No thunderclouds formed over the city as had happened at the time of Noah when the great flood burst on the earth. Nineveh was a mighty city and was in no way under any military threat. All that the city heard was the solitary voice of a Jewish prophet who came proclaiming: “Yet forty days and Nineveh will be overthrown” (Jonah 3:4).
We often see cartoons of bearded old men carrying placards “the world ends tonight” and such men are always a source of amusement when they appear on the streets with such messages. Indeed the Ninevites might have considered that Jonah was just one of these religious freaks and while being amused at his apparent earnestness, they might have become somewhat indignant at the content of his warning.
When the Apostle Paul went to the city of Athens he was met with such a reception. In response to his preaching some said “What would this babbler say?” (Acts 17:18). The people of Nineveh listening to the Hebrew prophet Jonah might well have mused as the Athenians did about the Apostle Paul, “He seems to be a preacher of foreign divinities” (Acts 17:18). We discover, however, that:
From the throne of the king down to the least of the common folk the hundreds of thousands of Ninevites took Jonah in all seriousness, repented in great earnest, and desperately sought to remove the imminent judgment from their city. Jonah in no way endeavored to persuade them of the truth of his short, simple warning - he just proclaimed it as a matter of fact. He also gave them no assurance that God would spare the city if they repented. It was, on the contrary, his wish and expectation that the city would be destroyed in terms of God's warning whether the Ninevites took him seriously or not.

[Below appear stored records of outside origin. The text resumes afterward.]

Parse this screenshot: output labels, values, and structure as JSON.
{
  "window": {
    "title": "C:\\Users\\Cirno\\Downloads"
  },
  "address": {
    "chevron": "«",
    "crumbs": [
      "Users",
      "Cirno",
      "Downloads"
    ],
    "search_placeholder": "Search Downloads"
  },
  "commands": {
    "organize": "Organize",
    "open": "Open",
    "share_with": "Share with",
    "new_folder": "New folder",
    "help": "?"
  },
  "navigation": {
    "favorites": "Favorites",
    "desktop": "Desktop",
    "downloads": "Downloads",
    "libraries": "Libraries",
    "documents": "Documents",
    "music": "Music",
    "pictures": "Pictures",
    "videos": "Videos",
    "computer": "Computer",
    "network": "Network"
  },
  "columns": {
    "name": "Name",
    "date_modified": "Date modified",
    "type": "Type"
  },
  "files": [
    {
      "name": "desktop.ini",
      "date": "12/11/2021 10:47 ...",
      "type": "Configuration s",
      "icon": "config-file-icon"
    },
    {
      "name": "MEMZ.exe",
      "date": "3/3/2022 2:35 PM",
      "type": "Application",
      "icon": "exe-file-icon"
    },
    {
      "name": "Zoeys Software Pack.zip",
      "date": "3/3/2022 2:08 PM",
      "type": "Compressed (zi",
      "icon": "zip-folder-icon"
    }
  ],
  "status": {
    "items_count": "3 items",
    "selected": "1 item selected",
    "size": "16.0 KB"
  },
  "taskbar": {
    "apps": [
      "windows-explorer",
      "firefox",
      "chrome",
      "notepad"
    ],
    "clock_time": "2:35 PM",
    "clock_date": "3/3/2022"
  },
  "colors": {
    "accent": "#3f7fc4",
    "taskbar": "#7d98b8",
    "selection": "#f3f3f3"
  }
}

Why then did the whole city repent and do so in the hope that God would not cause them to perish? (Jonah 3:9) Jewish historians were fascinated by this story and concluded that the only possible explanation was that the Ninevites knew that Jonah had been swallowed up by a fish as God's judgment on his disobedience, and also knew that while he would normally die in such circumstances, God in mercy kept him alive and delivered him from the stomach of the fish on the third day. This alone could explain the seriousness with which they listened to Jonah and their hope of mercy if they repented.
The Jewish historians concluded that the Ninevites reasoned that if God treats his beloved prophets so severely when they disobey him, what could they expect when the city was in the gall of bitterness against him and in the bond of iniquity and sin?
The reasoning of the Jews was correct. Jesus confirmed that Nineveh's repentance came about as a result of their full knowledge of Jonah's ordeal of the preceding days. He made this quite plain when he said:
In saying this Jesus put the seal of authenticity on the story of Jonah's ordeal and Nineveh's repentance and confirmed that it was historically true. At the same time he also gave credence to the theory that the people of Nineveh had heard of Jonah's ordeal and remarkable deliverance and as a result of this took his message in all seriousness, hoping for a similar deliverance in turning from their wickedness in repentance before God. By saying that Jonah had become a sign to the men of Nineveh he made it plain that the city knew of the recent history of God's dealing with the rebellious Jewish prophet. This explained the earnestness with which the Ninevites repented before God.
It was not Jesus' intention merely to confirm Jewish speculations, however. He wished to show that what had happened at the time of Jonah and its sequel was applicable to the people of Israel in his own generation and that a similar sign was about to be given which would likewise lead to the redemption of those who received it and the destruction of all those who did not.